A half-century later, Amiri Baraka's book. Blues People: Negro Music in White America is a seminal study of Afro-American music (and culture generally) by Amiri Baraka, who published it as LeRoi Jones in In Blues People Baraka explores the possibility that the history of black Americans can be traced through the evolution of their music.

It is considered a classic work on jazz and blues music in American : Amiri Baraka. And, one thing for you to do as a young Afro-American is to study something about the history and then, they wouldn’t say like they say to me sometimes, ‘Jazz is white people’s music.’ And that hurts.

It hurts. Now, I grant you: you see the white artist and you see the audience is white and Japanese. White jazz artists who also won national reputations during the era included Whiteman, a band leader nicknamed the “King of Jazz,” and Beiderbecke, the hard-drinking cornetist, pianist and recording artist.
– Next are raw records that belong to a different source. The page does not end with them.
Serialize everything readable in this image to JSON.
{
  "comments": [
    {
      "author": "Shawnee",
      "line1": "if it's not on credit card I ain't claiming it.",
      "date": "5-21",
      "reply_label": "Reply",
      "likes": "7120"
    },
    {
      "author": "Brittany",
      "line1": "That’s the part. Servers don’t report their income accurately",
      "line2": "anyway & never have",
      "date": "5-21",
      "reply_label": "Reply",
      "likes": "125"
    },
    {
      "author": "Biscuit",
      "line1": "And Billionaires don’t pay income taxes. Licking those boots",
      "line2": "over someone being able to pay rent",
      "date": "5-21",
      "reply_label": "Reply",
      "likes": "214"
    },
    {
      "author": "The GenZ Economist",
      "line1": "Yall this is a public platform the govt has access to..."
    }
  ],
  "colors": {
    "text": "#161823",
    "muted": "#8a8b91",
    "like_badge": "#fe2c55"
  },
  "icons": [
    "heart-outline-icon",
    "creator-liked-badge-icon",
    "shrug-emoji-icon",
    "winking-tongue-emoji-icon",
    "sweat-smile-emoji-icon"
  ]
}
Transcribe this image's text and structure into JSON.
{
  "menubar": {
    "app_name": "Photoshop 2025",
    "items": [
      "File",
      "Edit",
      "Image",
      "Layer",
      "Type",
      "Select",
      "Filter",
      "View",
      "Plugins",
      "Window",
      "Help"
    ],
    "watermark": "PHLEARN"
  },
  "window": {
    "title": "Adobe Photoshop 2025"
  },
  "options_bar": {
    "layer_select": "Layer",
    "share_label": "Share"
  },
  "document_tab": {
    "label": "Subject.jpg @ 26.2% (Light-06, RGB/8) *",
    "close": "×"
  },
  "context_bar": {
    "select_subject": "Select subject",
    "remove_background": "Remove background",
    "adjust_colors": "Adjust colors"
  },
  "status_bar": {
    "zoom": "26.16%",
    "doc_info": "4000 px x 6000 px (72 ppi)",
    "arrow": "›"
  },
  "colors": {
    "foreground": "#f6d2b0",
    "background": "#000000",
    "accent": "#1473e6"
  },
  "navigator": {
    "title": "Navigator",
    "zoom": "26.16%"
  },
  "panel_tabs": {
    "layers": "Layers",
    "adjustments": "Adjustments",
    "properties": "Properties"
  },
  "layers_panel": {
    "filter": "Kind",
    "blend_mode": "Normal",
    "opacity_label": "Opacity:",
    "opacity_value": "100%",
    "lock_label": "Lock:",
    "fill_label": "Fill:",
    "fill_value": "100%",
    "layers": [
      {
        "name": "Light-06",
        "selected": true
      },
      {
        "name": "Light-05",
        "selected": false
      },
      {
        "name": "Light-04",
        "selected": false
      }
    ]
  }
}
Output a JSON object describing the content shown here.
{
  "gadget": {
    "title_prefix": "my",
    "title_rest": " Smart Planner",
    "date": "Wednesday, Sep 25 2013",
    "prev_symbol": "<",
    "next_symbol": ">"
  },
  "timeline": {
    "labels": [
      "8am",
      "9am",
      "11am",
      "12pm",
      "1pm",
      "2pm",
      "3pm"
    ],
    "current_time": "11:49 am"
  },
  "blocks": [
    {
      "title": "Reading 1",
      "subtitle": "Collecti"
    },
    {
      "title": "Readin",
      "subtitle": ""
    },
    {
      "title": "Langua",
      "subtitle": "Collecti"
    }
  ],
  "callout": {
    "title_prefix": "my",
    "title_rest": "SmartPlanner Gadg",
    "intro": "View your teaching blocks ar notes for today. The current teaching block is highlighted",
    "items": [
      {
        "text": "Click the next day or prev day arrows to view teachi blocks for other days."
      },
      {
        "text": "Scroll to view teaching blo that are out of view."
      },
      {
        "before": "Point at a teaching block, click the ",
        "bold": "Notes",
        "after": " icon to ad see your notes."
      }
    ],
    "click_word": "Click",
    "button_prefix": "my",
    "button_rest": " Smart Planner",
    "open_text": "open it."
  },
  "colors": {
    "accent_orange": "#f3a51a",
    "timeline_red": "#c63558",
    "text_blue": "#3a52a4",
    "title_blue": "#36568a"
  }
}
By the late ’20s, Chicago was regarded as America’s jazz capital with. Jazz music’s popular rise during the early half of the 20th century helped pave the way for the civil rights movement of the 60s.

The music’s appeal was universally enjoyed by people regardless of race or political belief. As early as the s, black and white jazz musicians would play together secretly in after-hours jam sessions.This survey of the music of black Americans begins with the arrival in of the first black men in the English colonies.

It discusses the work of black composers and performers, the role of the black churches in the North, theatrical activities, the songs of work and play, the development of jazz, and art music.Beginning with the arrival of the first Africans in the English colonies, Eileen Southern weaves a fascinating narrative of intense musical activity, which has not only played a vital role in the lives of black Americans but has also deeply influenced music performance in the United States and many other parts of the world.

Dr. Southern fully chronicles the singers, instrumentalists, and 2/5(1).